Task inputs section start

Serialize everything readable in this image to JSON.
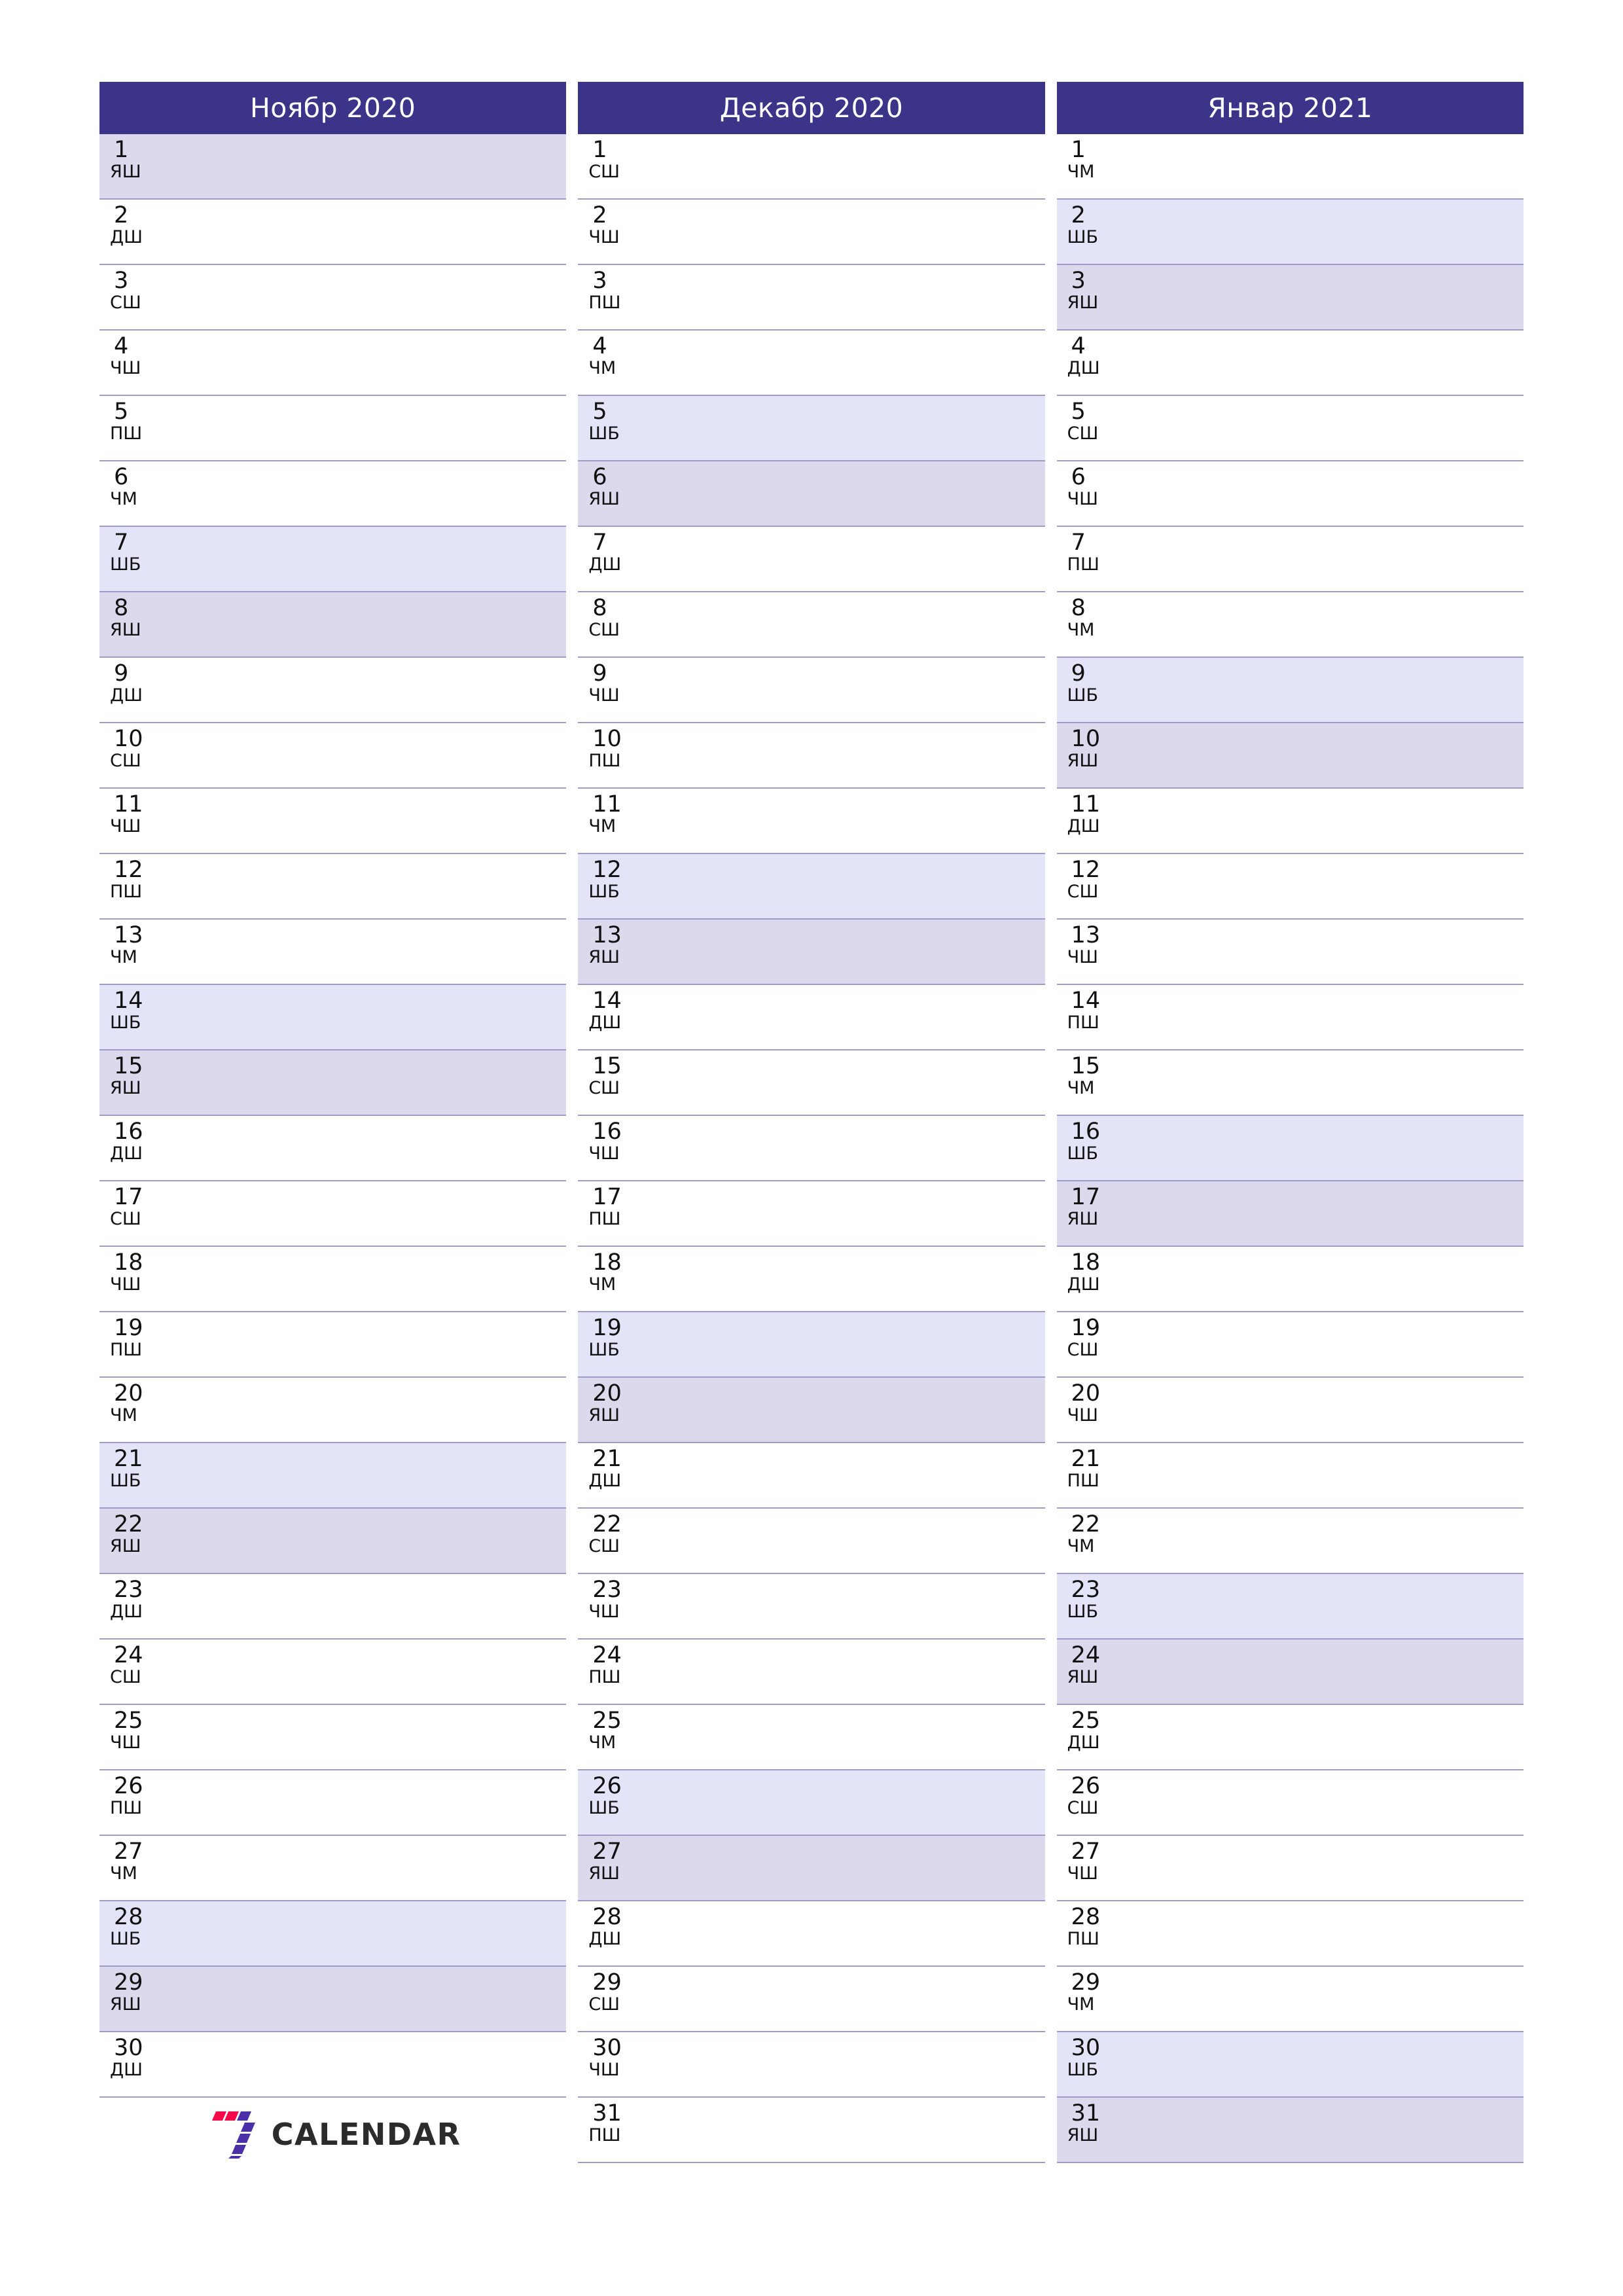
{
  "document": {
    "kind": "monthly-planner",
    "orientation": "portrait"
  },
  "theme": {
    "header_bg": "#3b3488",
    "header_text": "#ffffff",
    "saturday_bg": "#e3e4f7",
    "sunday_bg": "#ddd9ec",
    "row_border": "#9d9bc8",
    "day_text": "#111111",
    "logo_red": "#f5094a",
    "logo_purple": "#4b2fa8",
    "logo_text": "#2b2b2b"
  },
  "brand": {
    "mark_name": "seven-logo-icon",
    "text": "CALENDAR"
  },
  "months": [
    {
      "title": "Ноябр 2020",
      "days": [
        {
          "num": "1",
          "wd": "ЯШ",
          "type": "sun"
        },
        {
          "num": "2",
          "wd": "ДШ",
          "type": "wd"
        },
        {
          "num": "3",
          "wd": "СШ",
          "type": "wd"
        },
        {
          "num": "4",
          "wd": "ЧШ",
          "type": "wd"
        },
        {
          "num": "5",
          "wd": "ПШ",
          "type": "wd"
        },
        {
          "num": "6",
          "wd": "ЧМ",
          "type": "wd"
        },
        {
          "num": "7",
          "wd": "ШБ",
          "type": "sat"
        },
        {
          "num": "8",
          "wd": "ЯШ",
          "type": "sun"
        },
        {
          "num": "9",
          "wd": "ДШ",
          "type": "wd"
        },
        {
          "num": "10",
          "wd": "СШ",
          "type": "wd"
        },
        {
          "num": "11",
          "wd": "ЧШ",
          "type": "wd"
        },
        {
          "num": "12",
          "wd": "ПШ",
          "type": "wd"
        },
        {
          "num": "13",
          "wd": "ЧМ",
          "type": "wd"
        },
        {
          "num": "14",
          "wd": "ШБ",
          "type": "sat"
        },
        {
          "num": "15",
          "wd": "ЯШ",
          "type": "sun"
        },
        {
          "num": "16",
          "wd": "ДШ",
          "type": "wd"
        },
        {
          "num": "17",
          "wd": "СШ",
          "type": "wd"
        },
        {
          "num": "18",
          "wd": "ЧШ",
          "type": "wd"
        },
        {
          "num": "19",
          "wd": "ПШ",
          "type": "wd"
        },
        {
          "num": "20",
          "wd": "ЧМ",
          "type": "wd"
        },
        {
          "num": "21",
          "wd": "ШБ",
          "type": "sat"
        },
        {
          "num": "22",
          "wd": "ЯШ",
          "type": "sun"
        },
        {
          "num": "23",
          "wd": "ДШ",
          "type": "wd"
        },
        {
          "num": "24",
          "wd": "СШ",
          "type": "wd"
        },
        {
          "num": "25",
          "wd": "ЧШ",
          "type": "wd"
        },
        {
          "num": "26",
          "wd": "ПШ",
          "type": "wd"
        },
        {
          "num": "27",
          "wd": "ЧМ",
          "type": "wd"
        },
        {
          "num": "28",
          "wd": "ШБ",
          "type": "sat"
        },
        {
          "num": "29",
          "wd": "ЯШ",
          "type": "sun"
        },
        {
          "num": "30",
          "wd": "ДШ",
          "type": "wd"
        }
      ]
    },
    {
      "title": "Декабр 2020",
      "days": [
        {
          "num": "1",
          "wd": "СШ",
          "type": "wd"
        },
        {
          "num": "2",
          "wd": "ЧШ",
          "type": "wd"
        },
        {
          "num": "3",
          "wd": "ПШ",
          "type": "wd"
        },
        {
          "num": "4",
          "wd": "ЧМ",
          "type": "wd"
        },
        {
          "num": "5",
          "wd": "ШБ",
          "type": "sat"
        },
        {
          "num": "6",
          "wd": "ЯШ",
          "type": "sun"
        },
        {
          "num": "7",
          "wd": "ДШ",
          "type": "wd"
        },
        {
          "num": "8",
          "wd": "СШ",
          "type": "wd"
        },
        {
          "num": "9",
          "wd": "ЧШ",
          "type": "wd"
        },
        {
          "num": "10",
          "wd": "ПШ",
          "type": "wd"
        },
        {
          "num": "11",
          "wd": "ЧМ",
          "type": "wd"
        },
        {
          "num": "12",
          "wd": "ШБ",
          "type": "sat"
        },
        {
          "num": "13",
          "wd": "ЯШ",
          "type": "sun"
        },
        {
          "num": "14",
          "wd": "ДШ",
          "type": "wd"
        },
        {
          "num": "15",
          "wd": "СШ",
          "type": "wd"
        },
        {
          "num": "16",
          "wd": "ЧШ",
          "type": "wd"
        },
        {
          "num": "17",
          "wd": "ПШ",
          "type": "wd"
        },
        {
          "num": "18",
          "wd": "ЧМ",
          "type": "wd"
        },
        {
          "num": "19",
          "wd": "ШБ",
          "type": "sat"
        },
        {
          "num": "20",
          "wd": "ЯШ",
          "type": "sun"
        },
        {
          "num": "21",
          "wd": "ДШ",
          "type": "wd"
        },
        {
          "num": "22",
          "wd": "СШ",
          "type": "wd"
        },
        {
          "num": "23",
          "wd": "ЧШ",
          "type": "wd"
        },
        {
          "num": "24",
          "wd": "ПШ",
          "type": "wd"
        },
        {
          "num": "25",
          "wd": "ЧМ",
          "type": "wd"
        },
        {
          "num": "26",
          "wd": "ШБ",
          "type": "sat"
        },
        {
          "num": "27",
          "wd": "ЯШ",
          "type": "sun"
        },
        {
          "num": "28",
          "wd": "ДШ",
          "type": "wd"
        },
        {
          "num": "29",
          "wd": "СШ",
          "type": "wd"
        },
        {
          "num": "30",
          "wd": "ЧШ",
          "type": "wd"
        },
        {
          "num": "31",
          "wd": "ПШ",
          "type": "wd"
        }
      ]
    },
    {
      "title": "Январ 2021",
      "days": [
        {
          "num": "1",
          "wd": "ЧМ",
          "type": "wd"
        },
        {
          "num": "2",
          "wd": "ШБ",
          "type": "sat"
        },
        {
          "num": "3",
          "wd": "ЯШ",
          "type": "sun"
        },
        {
          "num": "4",
          "wd": "ДШ",
          "type": "wd"
        },
        {
          "num": "5",
          "wd": "СШ",
          "type": "wd"
        },
        {
          "num": "6",
          "wd": "ЧШ",
          "type": "wd"
        },
        {
          "num": "7",
          "wd": "ПШ",
          "type": "wd"
        },
        {
          "num": "8",
          "wd": "ЧМ",
          "type": "wd"
        },
        {
          "num": "9",
          "wd": "ШБ",
          "type": "sat"
        },
        {
          "num": "10",
          "wd": "ЯШ",
          "type": "sun"
        },
        {
          "num": "11",
          "wd": "ДШ",
          "type": "wd"
        },
        {
          "num": "12",
          "wd": "СШ",
          "type": "wd"
        },
        {
          "num": "13",
          "wd": "ЧШ",
          "type": "wd"
        },
        {
          "num": "14",
          "wd": "ПШ",
          "type": "wd"
        },
        {
          "num": "15",
          "wd": "ЧМ",
          "type": "wd"
        },
        {
          "num": "16",
          "wd": "ШБ",
          "type": "sat"
        },
        {
          "num": "17",
          "wd": "ЯШ",
          "type": "sun"
        },
        {
          "num": "18",
          "wd": "ДШ",
          "type": "wd"
        },
        {
          "num": "19",
          "wd": "СШ",
          "type": "wd"
        },
        {
          "num": "20",
          "wd": "ЧШ",
          "type": "wd"
        },
        {
          "num": "21",
          "wd": "ПШ",
          "type": "wd"
        },
        {
          "num": "22",
          "wd": "ЧМ",
          "type": "wd"
        },
        {
          "num": "23",
          "wd": "ШБ",
          "type": "sat"
        },
        {
          "num": "24",
          "wd": "ЯШ",
          "type": "sun"
        },
        {
          "num": "25",
          "wd": "ДШ",
          "type": "wd"
        },
        {
          "num": "26",
          "wd": "СШ",
          "type": "wd"
        },
        {
          "num": "27",
          "wd": "ЧШ",
          "type": "wd"
        },
        {
          "num": "28",
          "wd": "ПШ",
          "type": "wd"
        },
        {
          "num": "29",
          "wd": "ЧМ",
          "type": "wd"
        },
        {
          "num": "30",
          "wd": "ШБ",
          "type": "sat"
        },
        {
          "num": "31",
          "wd": "ЯШ",
          "type": "sun"
        }
      ]
    }
  ]
}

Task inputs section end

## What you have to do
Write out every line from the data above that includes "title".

## Solution to this task
      "title": "Ноябр 2020",
      "title": "Декабр 2020",
      "title": "Январ 2021",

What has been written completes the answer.